* [THE PROBLEM]:
Extract every line of the material below and reproduce it faithfully.

** EXERCISE INPUTS follows **

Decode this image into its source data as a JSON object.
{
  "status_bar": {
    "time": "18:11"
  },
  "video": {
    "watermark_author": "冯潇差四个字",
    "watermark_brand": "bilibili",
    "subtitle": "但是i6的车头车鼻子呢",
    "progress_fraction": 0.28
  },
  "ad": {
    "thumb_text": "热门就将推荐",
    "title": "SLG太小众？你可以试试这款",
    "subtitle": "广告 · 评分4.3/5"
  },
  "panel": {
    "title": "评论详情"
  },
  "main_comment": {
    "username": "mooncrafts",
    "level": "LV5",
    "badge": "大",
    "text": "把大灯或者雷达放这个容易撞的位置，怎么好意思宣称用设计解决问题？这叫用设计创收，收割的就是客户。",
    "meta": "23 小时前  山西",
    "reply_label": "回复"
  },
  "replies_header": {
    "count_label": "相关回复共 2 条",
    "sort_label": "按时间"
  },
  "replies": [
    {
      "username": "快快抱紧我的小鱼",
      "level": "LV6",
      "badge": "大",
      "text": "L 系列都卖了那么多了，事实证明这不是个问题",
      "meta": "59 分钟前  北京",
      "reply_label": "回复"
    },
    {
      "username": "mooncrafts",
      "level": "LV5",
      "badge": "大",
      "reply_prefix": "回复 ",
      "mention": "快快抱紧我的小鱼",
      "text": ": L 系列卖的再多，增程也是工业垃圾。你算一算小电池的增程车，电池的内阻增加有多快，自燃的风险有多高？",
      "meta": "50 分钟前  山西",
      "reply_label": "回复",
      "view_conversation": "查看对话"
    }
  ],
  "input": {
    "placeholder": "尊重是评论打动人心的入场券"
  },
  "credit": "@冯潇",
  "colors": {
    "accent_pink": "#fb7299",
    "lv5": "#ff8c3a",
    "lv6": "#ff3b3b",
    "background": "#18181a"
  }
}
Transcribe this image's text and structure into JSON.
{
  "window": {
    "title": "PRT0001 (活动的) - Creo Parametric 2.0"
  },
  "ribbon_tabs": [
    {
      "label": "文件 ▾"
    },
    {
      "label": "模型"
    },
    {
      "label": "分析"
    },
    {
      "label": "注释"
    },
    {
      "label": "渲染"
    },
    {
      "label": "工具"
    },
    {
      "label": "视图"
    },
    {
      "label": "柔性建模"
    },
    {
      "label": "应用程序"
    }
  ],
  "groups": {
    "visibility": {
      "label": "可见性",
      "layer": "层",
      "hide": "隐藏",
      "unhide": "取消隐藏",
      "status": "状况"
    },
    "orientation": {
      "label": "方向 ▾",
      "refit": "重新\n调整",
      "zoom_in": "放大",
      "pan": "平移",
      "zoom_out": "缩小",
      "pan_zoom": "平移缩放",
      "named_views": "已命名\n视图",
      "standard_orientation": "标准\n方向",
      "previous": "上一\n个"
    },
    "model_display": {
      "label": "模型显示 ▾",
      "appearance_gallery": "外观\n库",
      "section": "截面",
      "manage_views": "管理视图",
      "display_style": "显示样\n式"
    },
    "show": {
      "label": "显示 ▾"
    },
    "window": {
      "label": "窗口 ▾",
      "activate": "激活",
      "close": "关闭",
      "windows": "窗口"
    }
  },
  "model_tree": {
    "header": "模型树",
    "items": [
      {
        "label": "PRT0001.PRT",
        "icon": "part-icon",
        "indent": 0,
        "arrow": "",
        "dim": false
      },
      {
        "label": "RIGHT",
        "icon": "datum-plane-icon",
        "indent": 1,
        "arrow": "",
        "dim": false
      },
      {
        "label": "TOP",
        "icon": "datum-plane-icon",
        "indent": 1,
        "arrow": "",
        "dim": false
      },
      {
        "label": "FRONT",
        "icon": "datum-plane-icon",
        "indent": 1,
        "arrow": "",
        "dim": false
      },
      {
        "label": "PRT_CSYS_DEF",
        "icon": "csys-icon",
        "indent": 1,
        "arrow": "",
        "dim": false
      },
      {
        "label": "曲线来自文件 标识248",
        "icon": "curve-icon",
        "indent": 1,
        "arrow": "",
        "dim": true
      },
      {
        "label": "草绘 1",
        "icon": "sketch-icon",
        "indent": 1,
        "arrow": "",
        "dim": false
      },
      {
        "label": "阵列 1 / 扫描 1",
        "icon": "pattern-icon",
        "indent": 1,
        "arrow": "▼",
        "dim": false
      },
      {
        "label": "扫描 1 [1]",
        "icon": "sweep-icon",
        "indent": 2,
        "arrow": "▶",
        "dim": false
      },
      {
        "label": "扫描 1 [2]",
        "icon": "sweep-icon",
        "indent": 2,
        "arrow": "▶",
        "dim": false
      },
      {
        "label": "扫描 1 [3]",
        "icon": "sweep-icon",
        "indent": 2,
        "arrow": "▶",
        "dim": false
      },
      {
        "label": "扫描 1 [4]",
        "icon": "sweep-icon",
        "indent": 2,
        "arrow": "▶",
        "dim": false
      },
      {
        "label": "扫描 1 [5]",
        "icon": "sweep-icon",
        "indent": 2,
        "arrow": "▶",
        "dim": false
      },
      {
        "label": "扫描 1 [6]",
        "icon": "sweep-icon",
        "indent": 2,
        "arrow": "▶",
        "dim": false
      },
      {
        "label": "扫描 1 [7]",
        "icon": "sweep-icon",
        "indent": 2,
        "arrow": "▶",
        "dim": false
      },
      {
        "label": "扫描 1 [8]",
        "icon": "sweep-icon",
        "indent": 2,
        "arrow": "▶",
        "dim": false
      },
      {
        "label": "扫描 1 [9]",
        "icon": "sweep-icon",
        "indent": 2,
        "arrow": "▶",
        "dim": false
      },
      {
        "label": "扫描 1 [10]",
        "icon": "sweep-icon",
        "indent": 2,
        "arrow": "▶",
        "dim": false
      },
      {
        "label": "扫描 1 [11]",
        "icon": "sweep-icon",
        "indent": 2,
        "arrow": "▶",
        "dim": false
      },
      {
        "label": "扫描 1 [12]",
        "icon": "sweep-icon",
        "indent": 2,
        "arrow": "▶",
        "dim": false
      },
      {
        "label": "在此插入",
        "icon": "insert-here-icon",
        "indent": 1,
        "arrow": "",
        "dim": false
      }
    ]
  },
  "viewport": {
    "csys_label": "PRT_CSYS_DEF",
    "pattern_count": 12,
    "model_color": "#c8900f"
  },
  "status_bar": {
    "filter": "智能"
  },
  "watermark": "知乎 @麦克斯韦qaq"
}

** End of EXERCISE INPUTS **

* [TASK OUTPUT]:
Decode this image into its source data as a JSON object.
{
  "status_bar": {
    "time": "18:11"
  },
  "video": {
    "watermark_author": "冯潇差四个字",
    "watermark_brand": "bilibili",
    "subtitle": "但是i6的车头车鼻子呢",
    "progress_fraction": 0.28
  },
  "ad": {
    "thumb_text": "热门就将推荐",
    "title": "SLG太小众？你可以试试这款",
    "subtitle": "广告 · 评分4.3/5"
  },
  "panel": {
    "title": "评论详情"
  },
  "main_comment": {
    "username": "mooncrafts",
    "level": "LV5",
    "badge": "大",
    "text": "把大灯或者雷达放这个容易撞的位置，怎么好意思宣称用设计解决问题？这叫用设计创收，收割的就是客户。",
    "meta": "23 小时前  山西",
    "reply_label": "回复"
  },
  "replies_header": {
    "count_label": "相关回复共 2 条",
    "sort_label": "按时间"
  },
  "replies": [
    {
      "username": "快快抱紧我的小鱼",
      "level": "LV6",
      "badge": "大",
      "text": "L 系列都卖了那么多了，事实证明这不是个问题",
      "meta": "59 分钟前  北京",
      "reply_label": "回复"
    },
    {
      "username": "mooncrafts",
      "level": "LV5",
      "badge": "大",
      "reply_prefix": "回复 ",
      "mention": "快快抱紧我的小鱼",
      "text": ": L 系列卖的再多，增程也是工业垃圾。你算一算小电池的增程车，电池的内阻增加有多快，自燃的风险有多高？",
      "meta": "50 分钟前  山西",
      "reply_label": "回复",
      "view_conversation": "查看对话"
    }
  ],
  "input": {
    "placeholder": "尊重是评论打动人心的入场券"
  },
  "credit": "@冯潇",
  "colors": {
    "accent_pink": "#fb7299",
    "lv5": "#ff8c3a",
    "lv6": "#ff3b3b",
    "background": "#18181a"
  }
}
Transcribe this image's text and structure into JSON.
{
  "window": {
    "title": "PRT0001 (活动的) - Creo Parametric 2.0"
  },
  "ribbon_tabs": [
    {
      "label": "文件 ▾"
    },
    {
      "label": "模型"
    },
    {
      "label": "分析"
    },
    {
      "label": "注释"
    },
    {
      "label": "渲染"
    },
    {
      "label": "工具"
    },
    {
      "label": "视图"
    },
    {
      "label": "柔性建模"
    },
    {
      "label": "应用程序"
    }
  ],
  "groups": {
    "visibility": {
      "label": "可见性",
      "layer": "层",
      "hide": "隐藏",
      "unhide": "取消隐藏",
      "status": "状况"
    },
    "orientation": {
      "label": "方向 ▾",
      "refit": "重新\n调整",
      "zoom_in": "放大",
      "pan": "平移",
      "zoom_out": "缩小",
      "pan_zoom": "平移缩放",
      "named_views": "已命名\n视图",
      "standard_orientation": "标准\n方向",
      "previous": "上一\n个"
    },
    "model_display": {
      "label": "模型显示 ▾",
      "appearance_gallery": "外观\n库",
      "section": "截面",
      "manage_views": "管理视图",
      "display_style": "显示样\n式"
    },
    "show": {
      "label": "显示 ▾"
    },
    "window": {
      "label": "窗口 ▾",
      "activate": "激活",
      "close": "关闭",
      "windows": "窗口"
    }
  },
  "model_tree": {
    "header": "模型树",
    "items": [
      {
        "label": "PRT0001.PRT",
        "icon": "part-icon",
        "indent": 0,
        "arrow": "",
        "dim": false
      },
      {
        "label": "RIGHT",
        "icon": "datum-plane-icon",
        "indent": 1,
        "arrow": "",
        "dim": false
      },
      {
        "label": "TOP",
        "icon": "datum-plane-icon",
        "indent": 1,
        "arrow": "",
        "dim": false
      },
      {
        "label": "FRONT",
        "icon": "datum-plane-icon",
        "indent": 1,
        "arrow": "",
        "dim": false
      },
      {
        "label": "PRT_CSYS_DEF",
        "icon": "csys-icon",
        "indent": 1,
        "arrow": "",
        "dim": false
      },
      {
        "label": "曲线来自文件 标识248",
        "icon": "curve-icon",
        "indent": 1,
        "arrow": "",
        "dim": true
      },
      {
        "label": "草绘 1",
        "icon": "sketch-icon",
        "indent": 1,
        "arrow": "",
        "dim": false
      },
      {
        "label": "阵列 1 / 扫描 1",
        "icon": "pattern-icon",
        "indent": 1,
        "arrow": "▼",
        "dim": false
      },
      {
        "label": "扫描 1 [1]",
        "icon": "sweep-icon",
        "indent": 2,
        "arrow": "▶",
        "dim": false
      },
      {
        "label": "扫描 1 [2]",
        "icon": "sweep-icon",
        "indent": 2,
        "arrow": "▶",
        "dim": false
      },
      {
        "label": "扫描 1 [3]",
        "icon": "sweep-icon",
        "indent": 2,
        "arrow": "▶",
        "dim": false
      },
      {
        "label": "扫描 1 [4]",
        "icon": "sweep-icon",
        "indent": 2,
        "arrow": "▶",
        "dim": false
      },
      {
        "label": "扫描 1 [5]",
        "icon": "sweep-icon",
        "indent": 2,
        "arrow": "▶",
        "dim": false
      },
      {
        "label": "扫描 1 [6]",
        "icon": "sweep-icon",
        "indent": 2,
        "arrow": "▶",
        "dim": false
      },
      {
        "label": "扫描 1 [7]",
        "icon": "sweep-icon",
        "indent": 2,
        "arrow": "▶",
        "dim": false
      },
      {
        "label": "扫描 1 [8]",
        "icon": "sweep-icon",
        "indent": 2,
        "arrow": "▶",
        "dim": false
      },
      {
        "label": "扫描 1 [9]",
        "icon": "sweep-icon",
        "indent": 2,
        "arrow": "▶",
        "dim": false
      },
      {
        "label": "扫描 1 [10]",
        "icon": "sweep-icon",
        "indent": 2,
        "arrow": "▶",
        "dim": false
      },
      {
        "label": "扫描 1 [11]",
        "icon": "sweep-icon",
        "indent": 2,
        "arrow": "▶",
        "dim": false
      },
      {
        "label": "扫描 1 [12]",
        "icon": "sweep-icon",
        "indent": 2,
        "arrow": "▶",
        "dim": false
      },
      {
        "label": "在此插入",
        "icon": "insert-here-icon",
        "indent": 1,
        "arrow": "",
        "dim": false
      }
    ]
  },
  "viewport": {
    "csys_label": "PRT_CSYS_DEF",
    "pattern_count": 12,
    "model_color": "#c8900f"
  },
  "status_bar": {
    "filter": "智能"
  },
  "watermark": "知乎 @麦克斯韦qaq"
}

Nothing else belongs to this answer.